Sponsors of global health training programs understandably desire high quality experiences for trainees as well as minimizing any potential adverse consequences related to programs they support. By requiring recipients to be involved with high quality global health training programs as a condition of receiving funds, sponsors can play an important role in creating and maintaining such programs. Where practicable, we recommend that sponsors should do the following:
Global health training programs are associated with a range of ethical issues for all stakeholders. These ethics and best practice guidelines set out a range of measures designed to minimize the pitfalls of such programs. It is hoped that these guidelines will be used to reassess and improve existing programs, be applied in the design of new programs, and, where necessary, promote the discontinuation of programs or activities that cannot meet basic practices described in these guidelines.
Although these guidelines are based on a range of published data and the unpublished experience of WEIGHT members in consultation with stakeholders, they have limitations. The principal limitation is the lack of available systematic data collected within the context of existing global health training programs reflecting the scope of programs and challenges experienced by partners. WEIGHT encourages work aimed at developing and implementing means of assessing the potential benefits and harms to institutions, personnel, trainees, patients, and the community in host countries of global health training programs. Data from such assessments would inform and support future refinement of these guidelines. Although efforts were made to ensure that WEIGHT represented a range of perspectives and geographic locations, membership could be further expanded to include other groups such as trainees.
Disclaimer: The views expressed in this article are those of the authors and do not necessarily reflect the official policy or position of the Department of the Navy, Department of Defense, or the U.S. Government.
Financial support: The development of these guidelines was supported by grant no. WT089272MF from the Wellcome Trust (http://www.wellcome.ac.uk/).
Disclosure: Silvia M. Montano is an employee of the U.S. Government. This work was prepared as part of her official duties. Title 17 U.S.C. § 105 provides that “Copyright protection under this title is not available for any work of the United States Government.” Title 17 U.S.C. § 101 defines a U.S. Government work as a work prepared by a military service member or employee of the U.S. Government as part of that person's official duties.

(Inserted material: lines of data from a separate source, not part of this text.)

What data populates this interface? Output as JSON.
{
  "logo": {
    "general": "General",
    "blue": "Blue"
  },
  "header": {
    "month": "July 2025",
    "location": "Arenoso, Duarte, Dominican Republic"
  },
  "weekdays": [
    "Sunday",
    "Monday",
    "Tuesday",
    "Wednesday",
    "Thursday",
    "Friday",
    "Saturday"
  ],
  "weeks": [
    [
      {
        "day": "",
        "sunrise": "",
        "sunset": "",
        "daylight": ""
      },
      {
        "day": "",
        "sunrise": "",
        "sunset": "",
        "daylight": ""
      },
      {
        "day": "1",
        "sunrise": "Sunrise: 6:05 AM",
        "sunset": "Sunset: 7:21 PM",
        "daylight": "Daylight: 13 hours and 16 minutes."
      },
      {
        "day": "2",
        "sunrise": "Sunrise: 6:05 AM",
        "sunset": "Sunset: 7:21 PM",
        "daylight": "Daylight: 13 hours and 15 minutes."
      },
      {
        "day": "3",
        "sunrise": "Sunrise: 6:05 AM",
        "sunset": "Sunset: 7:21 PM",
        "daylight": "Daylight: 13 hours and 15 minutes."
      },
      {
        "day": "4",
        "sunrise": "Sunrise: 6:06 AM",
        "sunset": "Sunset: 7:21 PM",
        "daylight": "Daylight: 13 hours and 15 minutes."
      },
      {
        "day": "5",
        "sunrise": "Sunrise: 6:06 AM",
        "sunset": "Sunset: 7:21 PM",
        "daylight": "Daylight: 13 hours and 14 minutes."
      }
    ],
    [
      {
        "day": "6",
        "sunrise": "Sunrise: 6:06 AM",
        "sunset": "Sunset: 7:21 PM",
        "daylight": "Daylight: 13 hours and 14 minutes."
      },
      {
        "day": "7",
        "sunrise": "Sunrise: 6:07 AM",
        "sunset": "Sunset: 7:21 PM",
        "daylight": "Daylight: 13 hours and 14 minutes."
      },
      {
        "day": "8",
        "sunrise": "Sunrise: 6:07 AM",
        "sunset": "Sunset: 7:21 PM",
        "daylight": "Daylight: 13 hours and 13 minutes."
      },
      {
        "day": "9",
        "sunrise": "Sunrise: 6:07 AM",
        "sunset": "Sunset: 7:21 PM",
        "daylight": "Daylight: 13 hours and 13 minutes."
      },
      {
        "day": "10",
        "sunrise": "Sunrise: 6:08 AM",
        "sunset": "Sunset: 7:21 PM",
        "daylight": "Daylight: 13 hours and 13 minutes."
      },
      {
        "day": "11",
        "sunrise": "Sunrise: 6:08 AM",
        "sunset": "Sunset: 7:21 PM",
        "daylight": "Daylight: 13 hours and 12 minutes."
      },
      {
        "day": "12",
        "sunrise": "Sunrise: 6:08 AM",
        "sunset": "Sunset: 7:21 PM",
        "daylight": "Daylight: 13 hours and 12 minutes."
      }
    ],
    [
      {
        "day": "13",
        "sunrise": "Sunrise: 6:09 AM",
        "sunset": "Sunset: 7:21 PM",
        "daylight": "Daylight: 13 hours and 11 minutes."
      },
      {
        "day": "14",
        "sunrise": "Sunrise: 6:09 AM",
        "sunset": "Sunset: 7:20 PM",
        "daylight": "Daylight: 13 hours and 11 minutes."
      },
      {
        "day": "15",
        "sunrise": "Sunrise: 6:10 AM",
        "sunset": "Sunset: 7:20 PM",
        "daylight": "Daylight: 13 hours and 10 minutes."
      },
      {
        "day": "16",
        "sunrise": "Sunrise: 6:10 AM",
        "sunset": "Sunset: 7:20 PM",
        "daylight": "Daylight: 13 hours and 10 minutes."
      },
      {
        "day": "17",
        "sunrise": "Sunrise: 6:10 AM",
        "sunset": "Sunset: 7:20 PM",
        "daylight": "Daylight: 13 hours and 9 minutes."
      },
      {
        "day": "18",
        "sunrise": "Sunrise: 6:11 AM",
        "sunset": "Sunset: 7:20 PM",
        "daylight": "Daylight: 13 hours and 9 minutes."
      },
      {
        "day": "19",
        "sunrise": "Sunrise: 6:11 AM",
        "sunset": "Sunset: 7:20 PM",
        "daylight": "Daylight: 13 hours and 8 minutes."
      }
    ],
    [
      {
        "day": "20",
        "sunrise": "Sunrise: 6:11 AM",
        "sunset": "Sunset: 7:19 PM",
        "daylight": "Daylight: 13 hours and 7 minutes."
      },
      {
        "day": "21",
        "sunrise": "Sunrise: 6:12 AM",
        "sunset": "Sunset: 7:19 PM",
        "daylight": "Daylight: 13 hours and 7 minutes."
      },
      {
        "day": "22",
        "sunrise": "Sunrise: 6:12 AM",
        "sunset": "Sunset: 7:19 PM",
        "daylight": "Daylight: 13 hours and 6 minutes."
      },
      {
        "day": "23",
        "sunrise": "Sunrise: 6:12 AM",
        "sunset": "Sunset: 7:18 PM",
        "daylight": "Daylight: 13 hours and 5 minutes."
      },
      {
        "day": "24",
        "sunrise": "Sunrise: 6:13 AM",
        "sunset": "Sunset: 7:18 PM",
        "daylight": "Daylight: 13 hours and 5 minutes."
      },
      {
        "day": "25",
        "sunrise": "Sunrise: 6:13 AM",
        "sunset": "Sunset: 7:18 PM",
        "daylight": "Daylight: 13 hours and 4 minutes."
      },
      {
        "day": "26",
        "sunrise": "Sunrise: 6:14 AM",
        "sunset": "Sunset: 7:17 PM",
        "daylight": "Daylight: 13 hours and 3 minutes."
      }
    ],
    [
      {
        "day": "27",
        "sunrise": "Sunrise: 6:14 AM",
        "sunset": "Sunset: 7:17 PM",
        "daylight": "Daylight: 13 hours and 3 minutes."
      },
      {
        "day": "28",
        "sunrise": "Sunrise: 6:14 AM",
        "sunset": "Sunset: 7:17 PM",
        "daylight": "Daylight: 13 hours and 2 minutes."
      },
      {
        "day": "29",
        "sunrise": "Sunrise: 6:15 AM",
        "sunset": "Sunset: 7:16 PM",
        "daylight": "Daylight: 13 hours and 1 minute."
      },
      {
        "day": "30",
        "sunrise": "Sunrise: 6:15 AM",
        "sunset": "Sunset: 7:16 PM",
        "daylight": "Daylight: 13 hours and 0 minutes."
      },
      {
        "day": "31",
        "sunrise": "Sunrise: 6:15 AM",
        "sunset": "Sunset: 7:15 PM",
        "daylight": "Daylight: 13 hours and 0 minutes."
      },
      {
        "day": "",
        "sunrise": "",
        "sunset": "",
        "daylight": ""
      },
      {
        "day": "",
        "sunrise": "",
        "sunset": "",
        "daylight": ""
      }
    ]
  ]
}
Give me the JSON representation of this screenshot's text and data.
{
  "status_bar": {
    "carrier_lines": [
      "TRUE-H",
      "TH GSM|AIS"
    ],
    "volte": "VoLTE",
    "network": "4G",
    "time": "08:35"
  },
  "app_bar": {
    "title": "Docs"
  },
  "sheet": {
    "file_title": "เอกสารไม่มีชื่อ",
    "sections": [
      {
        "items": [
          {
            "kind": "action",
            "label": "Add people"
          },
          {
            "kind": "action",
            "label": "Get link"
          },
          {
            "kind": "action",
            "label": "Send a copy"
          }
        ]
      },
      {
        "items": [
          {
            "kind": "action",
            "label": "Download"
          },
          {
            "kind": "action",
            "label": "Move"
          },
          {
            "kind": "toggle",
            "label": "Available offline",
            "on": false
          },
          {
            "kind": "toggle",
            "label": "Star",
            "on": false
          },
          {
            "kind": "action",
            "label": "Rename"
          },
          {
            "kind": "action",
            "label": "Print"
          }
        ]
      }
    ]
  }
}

Authors' addresses: John A. Crump, Division of Infectious Diseases and International Health, Duke University Medical Center, Durham, NC, E-mail: ude.ekud.cm@710pmurc. Jeremy Sugarman, Berman Institute of Bioethics and Department of Medicine, Johns Hopkins University, Baltimore, MD, E-mail: ude.imhj@1mragusj.